Lec. 2 Greedy Algorithms I
Scheduling
KT 4.1
Lecture notes
R: 1/19
M: 1/23
Assigned:  Review Ch. 3 of KT (on graphs).
Lec. 3 Greedy Algorithms II
Minimum Spanning Tree
KT 4.5
Lecture notes
T: 1/24
W: 1/25
Assigned:  Homework 1 (source files)
Review KT 5.1-5.2
Lec. 4 Finish Greedy Algorithms;
Start Divide-and-Conquer
finish KT 4.5; similar to KT 5.5
Lecture notes
R: 1/26
M: 1/30
Lec. 5 Divide-and-Conquer II:
The closest pair problem
KT 5.4
Lecture notes
T: 1/31
W: 2/1
Lec. 6 Span analysis of divide-and-conquer
Lecture notes
R: 2/2
M: 2/6
Due:  Homework 1
Assigned:  Homework 2
Lec. 7 Lower bounds in limited models:
Is MergeSort optimal?
Lecture notes
T: 2/7
W: 2/8
Lec. 8 Dynamic Programming I
Weighted Scheduling
KT 6.1-6.2
Lecture notes
R: 2/9
M: 2/13
Lec. 9 Dynamic Programming II
Knapsack and Sequence Alignment
KT 6.4, 6.6
Lecture notes
T: 2/14
W: 2/15
Due:  Homework 2
Assigned:  Homework 3
Lec. 10 Max Flow I
Ford-Fulkerson Algorithm
KT 7.1
Lecture notes
R: 2/16
M: 2/20
Lec. 11 Max Flow II
Min-Cut
KT 7.2
Lecture notes
T: 2/21
W: 2/22
Lec. 12 Reductions I
Matchings and more
KT 7.5, 7.10
Lecture notes
R: 2/23
M: 2/27
Due:  Homework 3
Sample midterm
Lec. 13 Reductions II
KT 8.1, start 8.2
Lecture notes
T: 2/28
W: 3/1
Lec. 14 Intractability and NP-completeness
KT finish 8.2, 8.3, start 8.4
Lecture notes
R: 3/2
M: 3/6
Midterm Midterm Exam
(in class)
T: 3/7
W: 3/8
Lec. 15 Intractability via Reductions I
KT finish 8.4, 8.8
Lecture notes
R: 3/9
M: 3/20
Assigned:  Homework 4
Lec. 16 Intractability via Reductions II
KT 8.5, 8.7
Lecture notes
T: 3/21
W: 3/22
Lec. 17 Average-case analysis:
Naive trees and hashing
Lecture notes
R: 3/23
M: 3/27
Assigned:  Review basic probability, KT 13.12, KT 13.3
Lec. 18 Randomized algorithms I
From trees to Treaps
Roughly, KT 13.5; see also KT 13.9
Lecture notes
T: 3/28
W: 3/29
Due:  Homework 4
Assigned:  Homework 5
Lec. 19 Randomized algorithms II
Hashing
KT 13.6
Lecture notes
R: 3/30
M: 4/3

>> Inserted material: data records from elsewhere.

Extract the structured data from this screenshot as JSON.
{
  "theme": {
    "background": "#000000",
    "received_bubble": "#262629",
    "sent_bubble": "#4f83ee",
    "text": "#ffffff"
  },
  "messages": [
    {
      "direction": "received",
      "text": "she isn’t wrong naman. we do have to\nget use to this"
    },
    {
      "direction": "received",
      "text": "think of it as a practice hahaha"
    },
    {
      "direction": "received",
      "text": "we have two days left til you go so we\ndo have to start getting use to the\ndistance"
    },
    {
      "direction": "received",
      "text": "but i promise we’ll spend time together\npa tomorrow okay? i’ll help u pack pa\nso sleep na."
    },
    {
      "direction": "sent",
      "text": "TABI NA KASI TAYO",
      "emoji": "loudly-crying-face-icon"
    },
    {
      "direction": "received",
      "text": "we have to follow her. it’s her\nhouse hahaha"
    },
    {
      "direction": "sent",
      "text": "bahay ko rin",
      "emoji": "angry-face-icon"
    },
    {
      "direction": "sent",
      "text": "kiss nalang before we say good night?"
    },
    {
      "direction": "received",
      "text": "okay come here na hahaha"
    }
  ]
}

Lec. 20 Randomized algorithms III:
Algorithms that may err
KT 13.2
Lecture notes
T: 4/4
W: 4/5
Lec. 21 On-line algorithms I:
Amortized Analysis
KT 4.6
Lecture notes
R: 4/6
M: 4/10
Due:  Homework 5
Assigned:  Homework 6
Lec. 22 On-line algorithms II:
Competitive Analysis
KT 13.8, 11.1
Lecture notes
T: 4/11
W: 4/12
Lec. 23 Approximation algorithms I
Greedy and random
KT 11.3, 13.4
Lecture notes
R: 4/13
M: 4/17
Lec. 24 Approximation algorithms II
Relaxing and rounding
KT 11.6
Lecture notes
T: 4/18
W: 4/19
Due:  Homework 6
Assigned:  Homework 7
Lec. 25 Approximation algorithms III
Polynomial-time approximation schemes
KT 11.8
Lecture notes
R: 4/20
M: 4/24
Lec. 26 Smoothed analysis
Lloyd's algorithm for k-means
Lecture notes
T: 4/25
W: 4/26
Review Final Review
R: 4/27
M: 5/1
Due:  Homework 7
Practice final exam